TASK PROMPT
Reproduce the following data exactly, minus any images.

***** INPUT FOR THIS TASK

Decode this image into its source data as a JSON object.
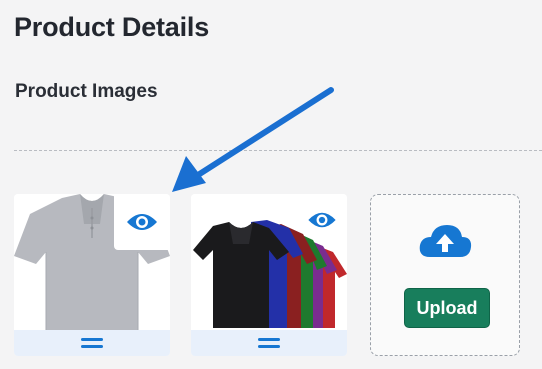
{
  "header": {
    "title": "Product Details"
  },
  "section": {
    "title": "Product Images"
  },
  "images": [
    {
      "alt": "Grey polo shirt",
      "icon": "eye-icon",
      "handle_icon": "drag-handle-icon"
    },
    {
      "alt": "Polo shirts in several colors",
      "icon": "eye-icon",
      "handle_icon": "drag-handle-icon"
    }
  ],
  "upload": {
    "icon": "cloud-upload-icon",
    "button_label": "Upload"
  },
  "colors": {
    "accent": "#1677d2",
    "upload_button": "#187e5c",
    "handle_bg": "#e8f0fb"
  }
}
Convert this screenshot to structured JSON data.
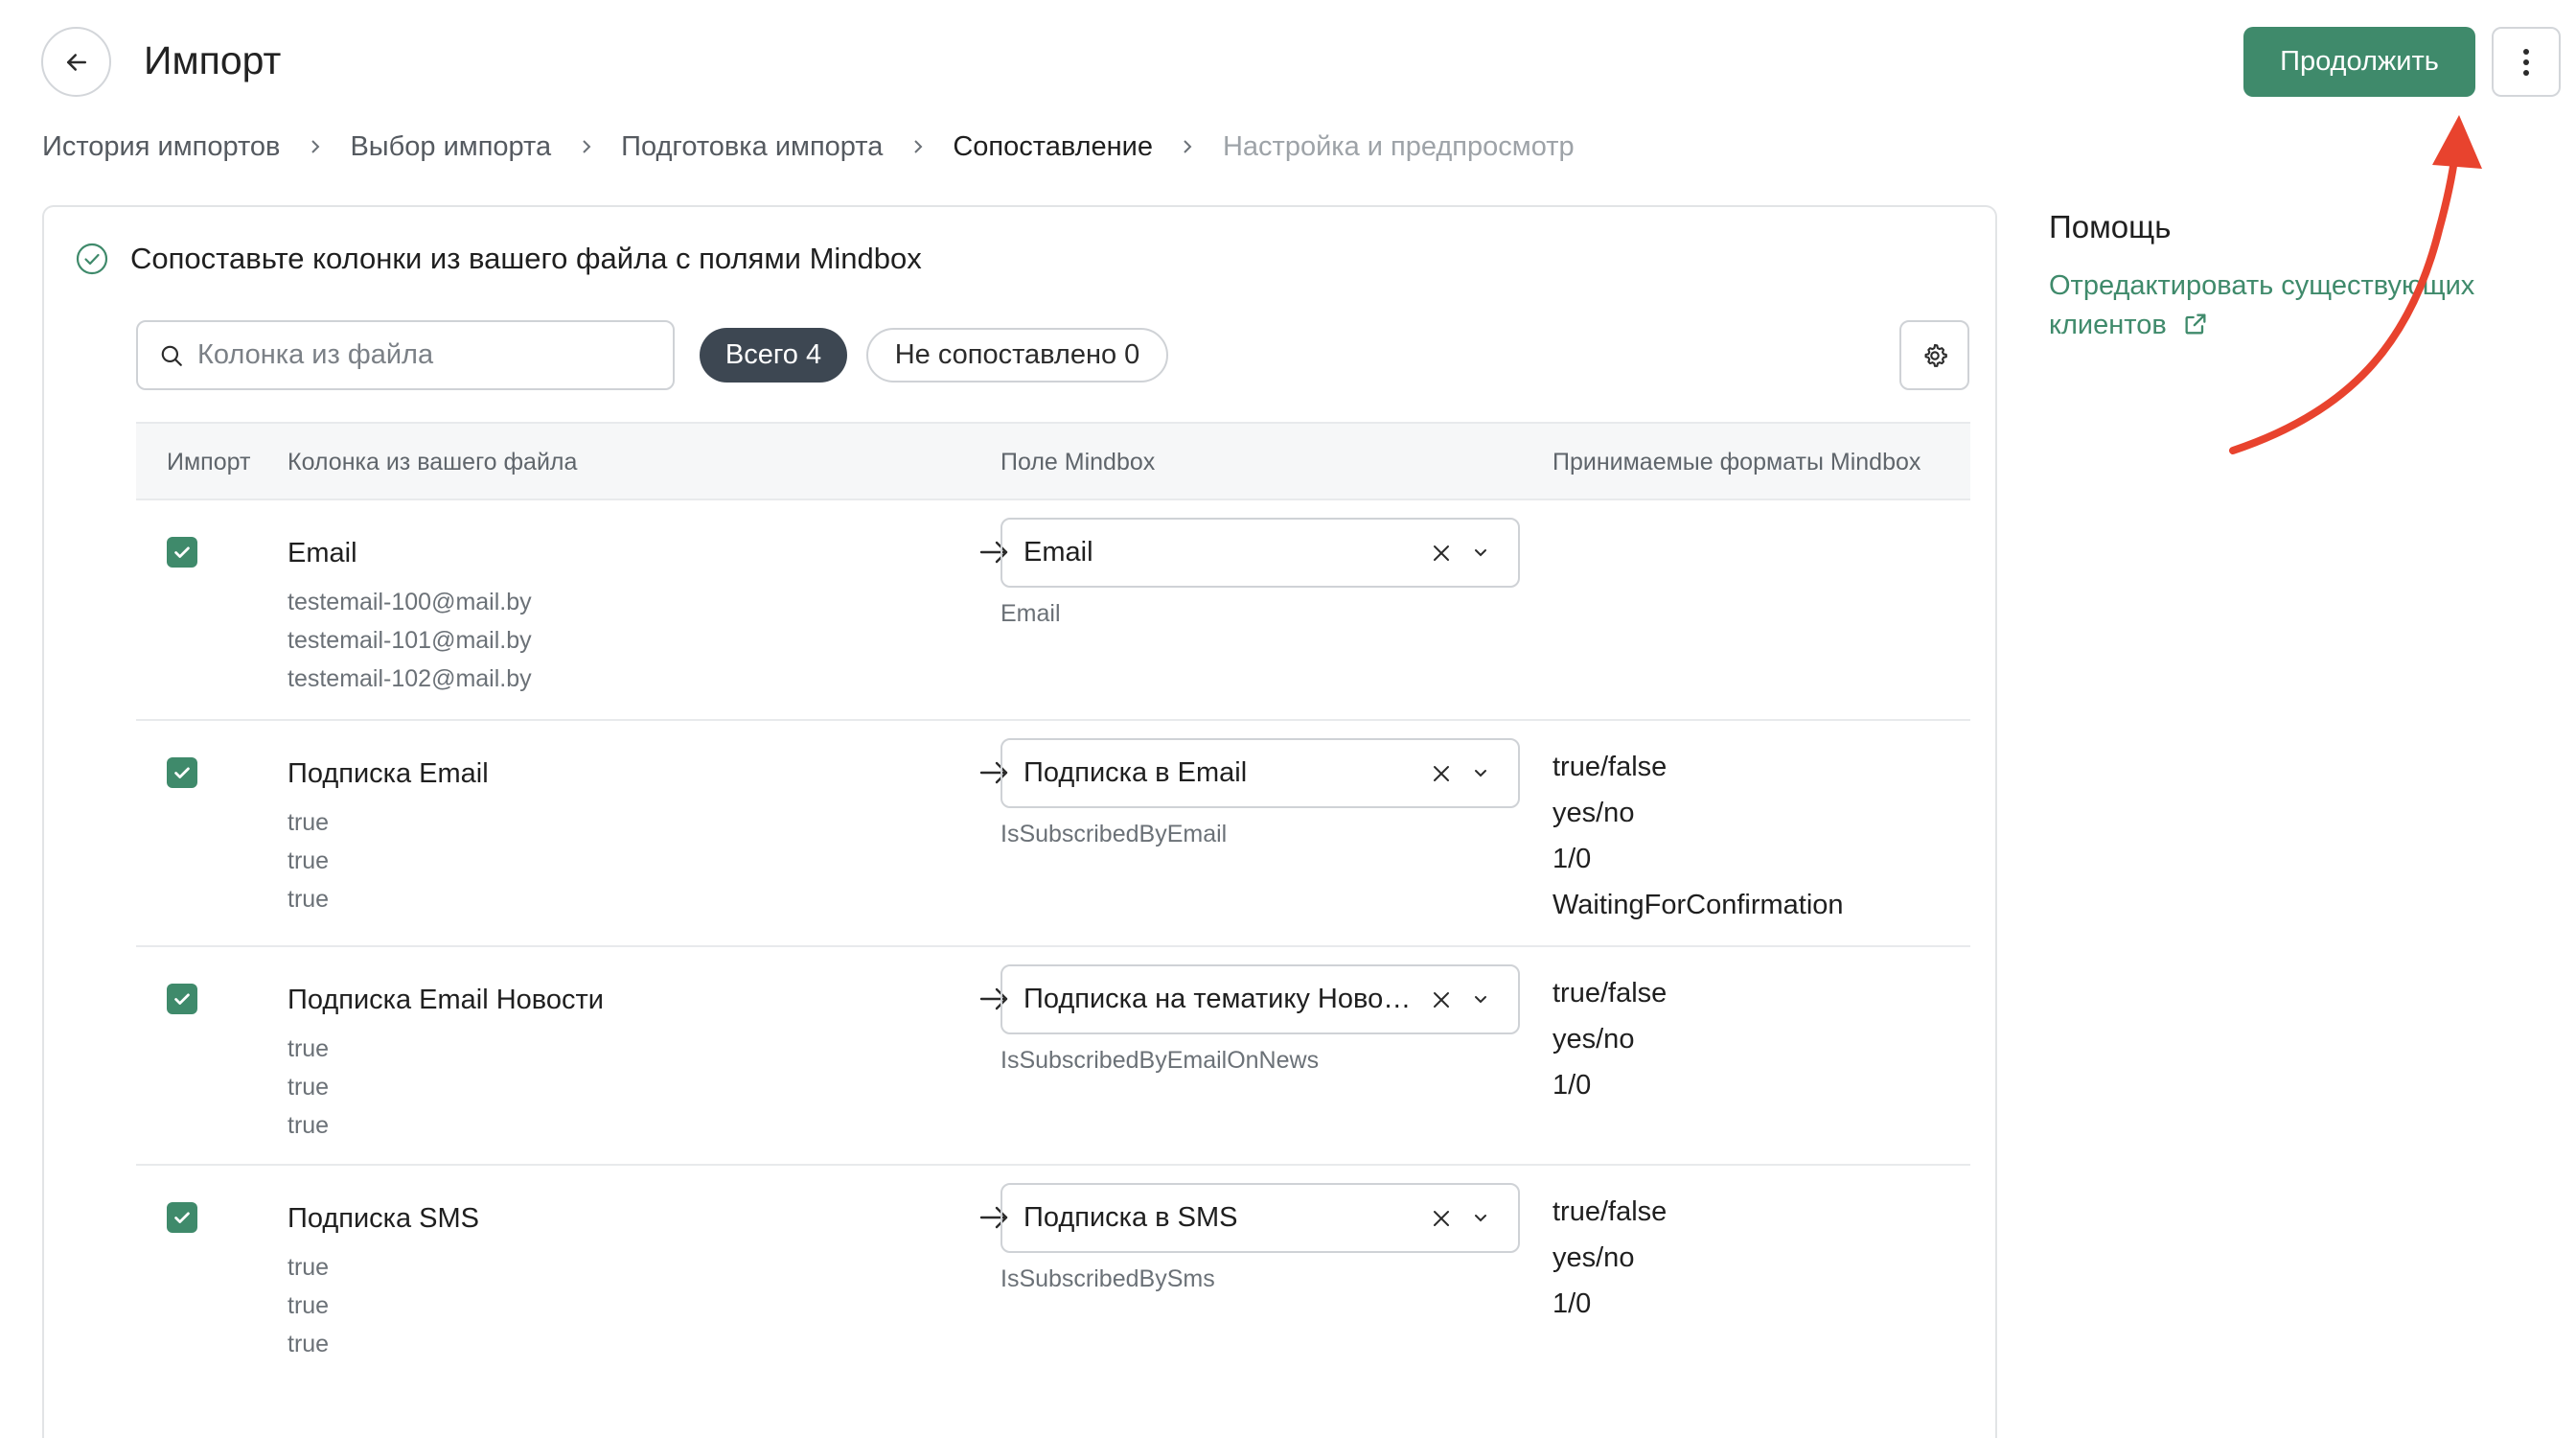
{
  "header": {
    "title": "Импорт",
    "continue_label": "Продолжить"
  },
  "breadcrumbs": [
    {
      "label": "История импортов",
      "state": "link"
    },
    {
      "label": "Выбор импорта",
      "state": "link"
    },
    {
      "label": "Подготовка импорта",
      "state": "link"
    },
    {
      "label": "Сопоставление",
      "state": "current"
    },
    {
      "label": "Настройка и предпросмотр",
      "state": "disabled"
    }
  ],
  "card": {
    "title": "Сопоставьте колонки из вашего файла с полями Mindbox",
    "search_placeholder": "Колонка из файла",
    "chips": {
      "all": "Всего 4",
      "unmatched": "Не сопоставлено 0"
    },
    "columns": {
      "import": "Импорт",
      "file_column": "Колонка из вашего файла",
      "mindbox_field": "Поле Mindbox",
      "formats": "Принимаемые форматы Mindbox"
    },
    "rows": [
      {
        "checked": true,
        "name": "Email",
        "samples": [
          "testemail-100@mail.by",
          "testemail-101@mail.by",
          "testemail-102@mail.by"
        ],
        "field": "Email",
        "field_key": "Email",
        "formats": []
      },
      {
        "checked": true,
        "name": "Подписка Email",
        "samples": [
          "true",
          "true",
          "true"
        ],
        "field": "Подписка в Email",
        "field_key": "IsSubscribedByEmail",
        "formats": [
          "true/false",
          "yes/no",
          "1/0",
          "WaitingForConfirmation"
        ]
      },
      {
        "checked": true,
        "name": "Подписка Email Новости",
        "samples": [
          "true",
          "true",
          "true"
        ],
        "field": "Подписка на тематику Новости",
        "field_key": "IsSubscribedByEmailOnNews",
        "formats": [
          "true/false",
          "yes/no",
          "1/0"
        ]
      },
      {
        "checked": true,
        "name": "Подписка SMS",
        "samples": [
          "true",
          "true",
          "true"
        ],
        "field": "Подписка в SMS",
        "field_key": "IsSubscribedBySms",
        "formats": [
          "true/false",
          "yes/no",
          "1/0"
        ]
      }
    ]
  },
  "help": {
    "title": "Помощь",
    "link_label": "Отредактировать существующих клиентов"
  },
  "colors": {
    "accent": "#3f8a6b",
    "chip_active": "#3d4752",
    "annotation": "#e8432e"
  },
  "icons": {
    "back": "arrow-left-icon",
    "more": "more-vertical-icon",
    "breadcrumb_separator": "chevron-right-icon",
    "card_status": "check-circle-icon",
    "search": "search-icon",
    "settings": "gear-icon",
    "checkbox": "checkmark-icon",
    "mapping": "arrow-right-icon",
    "clear": "close-icon",
    "dropdown": "chevron-down-icon",
    "external": "external-link-icon"
  }
}
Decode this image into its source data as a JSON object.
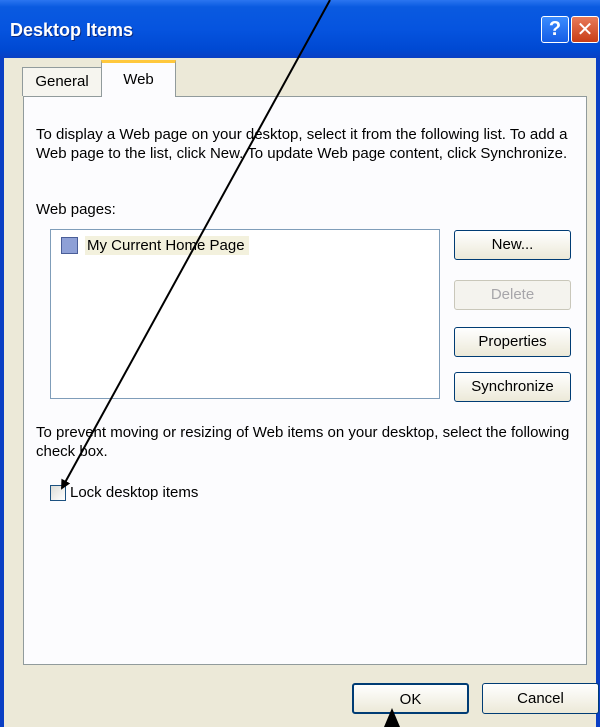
{
  "window": {
    "title": "Desktop Items",
    "help_glyph": "?",
    "close_glyph": "✕"
  },
  "tabs": [
    {
      "label": "General"
    },
    {
      "label": "Web"
    }
  ],
  "web_tab": {
    "description": "To display a Web page on your desktop, select it from the following list. To add a Web page to the list, click New.  To update Web page content, click Synchronize.",
    "list_label": "Web pages:",
    "items": [
      {
        "label": "My Current Home Page",
        "checked": false
      }
    ],
    "buttons": {
      "new": "New...",
      "delete": "Delete",
      "properties": "Properties",
      "synchronize": "Synchronize"
    },
    "lock_description": "To prevent moving or resizing of Web items on your desktop, select the following check box.",
    "lock_label": "Lock desktop items",
    "lock_checked": false
  },
  "footer": {
    "ok": "OK",
    "cancel": "Cancel"
  },
  "colors": {
    "titlebar": "#0654df",
    "dialog_bg": "#ece9d8",
    "tab_accent": "#ffc83c",
    "arrow": "#000000"
  },
  "annotations": [
    "arrow-to-lock-checkbox",
    "arrow-to-ok-button"
  ]
}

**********

YOUR SOLUTION
Decode this image into its source data as a JSON object.
{
  "header": {
    "title": "Product Details"
  },
  "section": {
    "title": "Product Images"
  },
  "images": [
    {
      "alt": "Grey polo shirt",
      "icon": "eye-icon",
      "handle_icon": "drag-handle-icon"
    },
    {
      "alt": "Polo shirts in several colors",
      "icon": "eye-icon",
      "handle_icon": "drag-handle-icon"
    }
  ],
  "upload": {
    "icon": "cloud-upload-icon",
    "button_label": "Upload"
  },
  "colors": {
    "accent": "#1677d2",
    "upload_button": "#187e5c",
    "handle_bg": "#e8f0fb"
  }
}
Convert this screenshot to structured JSON data.
{
  "header": {
    "title": "Импорт",
    "continue_label": "Продолжить"
  },
  "breadcrumbs": [
    {
      "label": "История импортов",
      "state": "link"
    },
    {
      "label": "Выбор импорта",
      "state": "link"
    },
    {
      "label": "Подготовка импорта",
      "state": "link"
    },
    {
      "label": "Сопоставление",
      "state": "current"
    },
    {
      "label": "Настройка и предпросмотр",
      "state": "disabled"
    }
  ],
  "card": {
    "title": "Сопоставьте колонки из вашего файла с полями Mindbox",
    "search_placeholder": "Колонка из файла",
    "chips": {
      "all": "Всего 4",
      "unmatched": "Не сопоставлено 0"
    },
    "columns": {
      "import": "Импорт",
      "file_column": "Колонка из вашего файла",
      "mindbox_field": "Поле Mindbox",
      "formats": "Принимаемые форматы Mindbox"
    },
    "rows": [
      {
        "checked": true,
        "name": "Email",
        "samples": [
          "testemail-100@mail.by",
          "testemail-101@mail.by",
          "testemail-102@mail.by"
        ],
        "field": "Email",
        "field_key": "Email",
        "formats": []
      },
      {
        "checked": true,
        "name": "Подписка Email",
        "samples": [
          "true",
          "true",
          "true"
        ],
        "field": "Подписка в Email",
        "field_key": "IsSubscribedByEmail",
        "formats": [
          "true/false",
          "yes/no",
          "1/0",
          "WaitingForConfirmation"
        ]
      },
      {
        "checked": true,
        "name": "Подписка Email Новости",
        "samples": [
          "true",
          "true",
          "true"
        ],
        "field": "Подписка на тематику Новости",
        "field_key": "IsSubscribedByEmailOnNews",
        "formats": [
          "true/false",
          "yes/no",
          "1/0"
        ]
      },
      {
        "checked": true,
        "name": "Подписка SMS",
        "samples": [
          "true",
          "true",
          "true"
        ],
        "field": "Подписка в SMS",
        "field_key": "IsSubscribedBySms",
        "formats": [
          "true/false",
          "yes/no",
          "1/0"
        ]
      }
    ]
  },
  "help": {
    "title": "Помощь",
    "link_label": "Отредактировать существующих клиентов"
  },
  "colors": {
    "accent": "#3f8a6b",
    "chip_active": "#3d4752",
    "annotation": "#e8432e"
  },
  "icons": {
    "back": "arrow-left-icon",
    "more": "more-vertical-icon",
    "breadcrumb_separator": "chevron-right-icon",
    "card_status": "check-circle-icon",
    "search": "search-icon",
    "settings": "gear-icon",
    "checkbox": "checkmark-icon",
    "mapping": "arrow-right-icon",
    "clear": "close-icon",
    "dropdown": "chevron-down-icon",
    "external": "external-link-icon"
  }
}
Decode this image into its source data as a JSON object.
{
  "window": {
    "title": "Desktop Items",
    "help_glyph": "?",
    "close_glyph": "✕"
  },
  "tabs": [
    {
      "label": "General"
    },
    {
      "label": "Web"
    }
  ],
  "web_tab": {
    "description": "To display a Web page on your desktop, select it from the following list. To add a Web page to the list, click New.  To update Web page content, click Synchronize.",
    "list_label": "Web pages:",
    "items": [
      {
        "label": "My Current Home Page",
        "checked": false
      }
    ],
    "buttons": {
      "new": "New...",
      "delete": "Delete",
      "properties": "Properties",
      "synchronize": "Synchronize"
    },
    "lock_description": "To prevent moving or resizing of Web items on your desktop, select the following check box.",
    "lock_label": "Lock desktop items",
    "lock_checked": false
  },
  "footer": {
    "ok": "OK",
    "cancel": "Cancel"
  },
  "colors": {
    "titlebar": "#0654df",
    "dialog_bg": "#ece9d8",
    "tab_accent": "#ffc83c",
    "arrow": "#000000"
  },
  "annotations": [
    "arrow-to-lock-checkbox",
    "arrow-to-ok-button"
  ]
}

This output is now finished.